Advances in the field of electrocatalysis over the past several decades have been driven both by improvements in fundamental techniques for probing the solid–liquid electrochemical interface and by the technological imperative to develop enhanced low temperature electrocatalytic devices. In this review, we describe how a synergistic interaction between fundamental science and technological progress has resulted in both the emergence of greatly enhanced understanding of electrocatalytic systems and the development of practically improved electrocatalysts. Since it is not possible to summarize in detail all relevant developments in this broad field in such a brief space, we focus selectively on the early historical development of the field and on the use of trends-based analyses to describe the properties of electrocatalytic materials in terms of relatively simple catalytic properties, or descriptors. We begin by discussing aspects of the historical development of “reversible fuel cells” in acidic media, including topics relevant both to fuel cells, wherein hydrogen and oxygen are converted to water with concomitant production of electricity (electrons), and to electrolyzers, wherein electrons are used to initiate water splitting to yield hydrogen and oxygen. We then show how this development has stimulated the development of in situ and ex situ surface sensitive probes and spectroscopic methods capable of elucidating fundamental (atomic-/molecular-level) chemical and electronic properties of electrode–electrolyte interfaces. We further discuss how enhanced computational approaches, that can accurately calculate covalent bonding interactions in these systems, have contributed to the growth of a synergistic experimental/computational approach to electrochemical surface science that has resulted in a highly successful paradigm for the understanding of reactivity trends across a space of different metals, alloys, and metal oxides; this work, in turn, has spurred the development of alternative energy systems for efficient conversion and storage of chemical energy.
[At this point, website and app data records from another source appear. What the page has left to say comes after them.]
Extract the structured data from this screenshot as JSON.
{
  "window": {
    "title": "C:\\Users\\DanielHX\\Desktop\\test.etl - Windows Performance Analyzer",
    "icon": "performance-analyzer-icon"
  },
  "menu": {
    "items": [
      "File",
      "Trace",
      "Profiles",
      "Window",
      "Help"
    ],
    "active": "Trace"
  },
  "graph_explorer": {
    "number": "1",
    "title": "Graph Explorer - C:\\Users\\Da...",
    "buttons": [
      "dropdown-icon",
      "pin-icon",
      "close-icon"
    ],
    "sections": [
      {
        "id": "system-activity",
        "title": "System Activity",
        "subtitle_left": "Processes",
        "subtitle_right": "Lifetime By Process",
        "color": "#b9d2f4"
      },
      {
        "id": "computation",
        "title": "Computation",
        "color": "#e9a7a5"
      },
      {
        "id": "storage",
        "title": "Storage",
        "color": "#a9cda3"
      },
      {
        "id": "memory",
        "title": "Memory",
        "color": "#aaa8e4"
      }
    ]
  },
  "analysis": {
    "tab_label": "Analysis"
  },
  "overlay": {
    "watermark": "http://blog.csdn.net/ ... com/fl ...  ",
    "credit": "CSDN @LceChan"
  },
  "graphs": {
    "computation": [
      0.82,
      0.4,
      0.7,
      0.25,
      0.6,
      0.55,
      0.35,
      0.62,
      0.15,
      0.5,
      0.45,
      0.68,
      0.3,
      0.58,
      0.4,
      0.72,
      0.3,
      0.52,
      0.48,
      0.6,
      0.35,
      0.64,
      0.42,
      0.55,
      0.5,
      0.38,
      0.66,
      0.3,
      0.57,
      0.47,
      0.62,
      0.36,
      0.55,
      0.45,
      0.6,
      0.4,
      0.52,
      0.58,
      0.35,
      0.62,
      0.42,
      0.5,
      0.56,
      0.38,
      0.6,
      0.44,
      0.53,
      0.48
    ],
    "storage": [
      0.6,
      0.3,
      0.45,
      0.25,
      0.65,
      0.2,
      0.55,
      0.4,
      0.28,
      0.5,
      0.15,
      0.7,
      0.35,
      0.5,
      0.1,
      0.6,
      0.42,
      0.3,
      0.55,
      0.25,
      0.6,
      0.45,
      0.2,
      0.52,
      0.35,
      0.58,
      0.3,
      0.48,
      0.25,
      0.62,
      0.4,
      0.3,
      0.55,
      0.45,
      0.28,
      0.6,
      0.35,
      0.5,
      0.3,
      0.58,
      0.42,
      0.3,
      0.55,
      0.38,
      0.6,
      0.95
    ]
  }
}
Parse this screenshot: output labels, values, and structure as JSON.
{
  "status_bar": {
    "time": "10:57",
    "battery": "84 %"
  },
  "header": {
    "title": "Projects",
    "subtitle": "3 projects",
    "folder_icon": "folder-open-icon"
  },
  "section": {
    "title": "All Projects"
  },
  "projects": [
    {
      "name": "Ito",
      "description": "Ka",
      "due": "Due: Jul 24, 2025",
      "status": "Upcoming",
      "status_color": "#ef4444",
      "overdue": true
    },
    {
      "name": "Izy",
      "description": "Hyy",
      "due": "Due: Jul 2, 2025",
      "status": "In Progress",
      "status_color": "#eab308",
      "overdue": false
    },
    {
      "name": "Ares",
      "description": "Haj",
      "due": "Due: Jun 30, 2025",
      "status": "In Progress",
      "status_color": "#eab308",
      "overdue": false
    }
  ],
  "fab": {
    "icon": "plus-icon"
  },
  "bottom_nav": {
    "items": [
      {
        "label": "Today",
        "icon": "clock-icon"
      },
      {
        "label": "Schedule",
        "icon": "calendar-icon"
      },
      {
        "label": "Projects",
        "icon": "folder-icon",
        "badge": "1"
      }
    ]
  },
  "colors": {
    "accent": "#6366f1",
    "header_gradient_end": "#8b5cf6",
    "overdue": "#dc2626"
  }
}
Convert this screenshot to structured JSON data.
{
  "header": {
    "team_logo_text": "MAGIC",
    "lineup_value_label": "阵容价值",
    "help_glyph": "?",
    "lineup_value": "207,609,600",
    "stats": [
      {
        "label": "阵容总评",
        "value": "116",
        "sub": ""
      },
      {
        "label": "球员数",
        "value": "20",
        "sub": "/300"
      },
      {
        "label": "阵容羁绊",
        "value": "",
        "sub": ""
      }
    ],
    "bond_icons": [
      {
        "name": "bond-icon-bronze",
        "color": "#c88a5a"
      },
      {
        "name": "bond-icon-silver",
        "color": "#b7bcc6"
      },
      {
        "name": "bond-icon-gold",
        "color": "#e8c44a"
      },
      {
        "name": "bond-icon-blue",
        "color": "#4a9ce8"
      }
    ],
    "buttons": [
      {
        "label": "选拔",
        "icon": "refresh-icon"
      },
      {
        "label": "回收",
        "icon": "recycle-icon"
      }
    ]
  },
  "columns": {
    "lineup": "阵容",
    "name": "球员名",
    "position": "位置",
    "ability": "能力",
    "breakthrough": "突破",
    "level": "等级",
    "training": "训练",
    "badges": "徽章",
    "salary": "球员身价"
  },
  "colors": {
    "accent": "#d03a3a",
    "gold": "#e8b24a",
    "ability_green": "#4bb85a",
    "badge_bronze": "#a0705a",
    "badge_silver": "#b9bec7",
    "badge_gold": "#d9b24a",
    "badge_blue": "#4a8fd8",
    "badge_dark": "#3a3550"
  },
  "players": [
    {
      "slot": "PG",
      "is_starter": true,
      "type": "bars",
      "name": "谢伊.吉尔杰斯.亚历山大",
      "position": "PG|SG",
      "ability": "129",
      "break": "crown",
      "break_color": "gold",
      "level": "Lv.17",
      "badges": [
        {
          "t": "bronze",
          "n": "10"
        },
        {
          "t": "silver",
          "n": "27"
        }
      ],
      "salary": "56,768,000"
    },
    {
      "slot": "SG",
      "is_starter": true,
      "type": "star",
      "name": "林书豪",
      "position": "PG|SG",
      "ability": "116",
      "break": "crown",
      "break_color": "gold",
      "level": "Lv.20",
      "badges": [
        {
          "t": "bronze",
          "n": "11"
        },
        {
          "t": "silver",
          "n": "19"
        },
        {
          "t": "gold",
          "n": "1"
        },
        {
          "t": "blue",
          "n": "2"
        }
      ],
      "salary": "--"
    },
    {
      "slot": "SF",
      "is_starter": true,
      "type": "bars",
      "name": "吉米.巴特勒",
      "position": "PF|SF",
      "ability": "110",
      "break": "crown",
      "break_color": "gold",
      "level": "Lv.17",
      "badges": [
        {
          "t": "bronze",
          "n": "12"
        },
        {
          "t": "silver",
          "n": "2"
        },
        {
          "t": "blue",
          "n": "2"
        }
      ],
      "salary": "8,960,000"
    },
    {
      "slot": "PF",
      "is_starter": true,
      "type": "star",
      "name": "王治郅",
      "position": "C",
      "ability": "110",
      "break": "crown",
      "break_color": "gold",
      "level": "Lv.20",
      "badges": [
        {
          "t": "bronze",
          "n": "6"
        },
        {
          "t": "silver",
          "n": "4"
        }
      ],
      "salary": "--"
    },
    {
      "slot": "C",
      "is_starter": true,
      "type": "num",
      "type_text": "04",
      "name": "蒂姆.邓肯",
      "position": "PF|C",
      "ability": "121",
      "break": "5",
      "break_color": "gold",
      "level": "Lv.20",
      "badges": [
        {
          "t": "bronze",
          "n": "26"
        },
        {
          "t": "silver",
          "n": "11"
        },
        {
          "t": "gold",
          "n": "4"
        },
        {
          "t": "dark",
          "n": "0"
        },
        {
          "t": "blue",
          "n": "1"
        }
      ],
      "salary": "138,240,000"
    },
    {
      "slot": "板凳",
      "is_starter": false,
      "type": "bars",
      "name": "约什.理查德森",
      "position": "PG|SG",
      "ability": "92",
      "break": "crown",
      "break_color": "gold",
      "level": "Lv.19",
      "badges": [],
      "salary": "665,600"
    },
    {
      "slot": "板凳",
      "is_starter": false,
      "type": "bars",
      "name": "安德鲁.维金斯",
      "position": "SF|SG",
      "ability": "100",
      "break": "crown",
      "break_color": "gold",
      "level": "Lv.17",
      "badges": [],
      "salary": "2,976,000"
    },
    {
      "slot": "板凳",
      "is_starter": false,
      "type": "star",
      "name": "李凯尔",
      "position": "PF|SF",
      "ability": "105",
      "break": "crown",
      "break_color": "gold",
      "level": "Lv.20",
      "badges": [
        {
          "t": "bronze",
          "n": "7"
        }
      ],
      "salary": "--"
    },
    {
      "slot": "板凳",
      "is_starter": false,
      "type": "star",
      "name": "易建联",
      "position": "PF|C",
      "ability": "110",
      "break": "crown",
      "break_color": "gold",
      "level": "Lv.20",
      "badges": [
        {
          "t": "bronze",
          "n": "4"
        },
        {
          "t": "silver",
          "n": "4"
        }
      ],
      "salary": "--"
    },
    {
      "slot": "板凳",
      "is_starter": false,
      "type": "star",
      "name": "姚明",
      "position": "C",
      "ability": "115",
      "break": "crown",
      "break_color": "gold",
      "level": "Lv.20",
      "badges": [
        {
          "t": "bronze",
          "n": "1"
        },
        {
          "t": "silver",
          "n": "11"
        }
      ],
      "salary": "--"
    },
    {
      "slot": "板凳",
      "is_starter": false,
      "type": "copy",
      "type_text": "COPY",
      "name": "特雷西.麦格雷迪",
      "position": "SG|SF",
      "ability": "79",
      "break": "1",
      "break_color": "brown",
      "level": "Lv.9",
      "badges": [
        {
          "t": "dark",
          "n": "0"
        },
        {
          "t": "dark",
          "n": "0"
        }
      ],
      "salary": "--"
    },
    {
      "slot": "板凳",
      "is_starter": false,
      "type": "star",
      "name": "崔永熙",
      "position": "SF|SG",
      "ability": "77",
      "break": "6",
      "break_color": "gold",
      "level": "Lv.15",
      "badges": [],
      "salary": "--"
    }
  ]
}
We conclude with a discussion of some further needs for methodological developments and future research directions.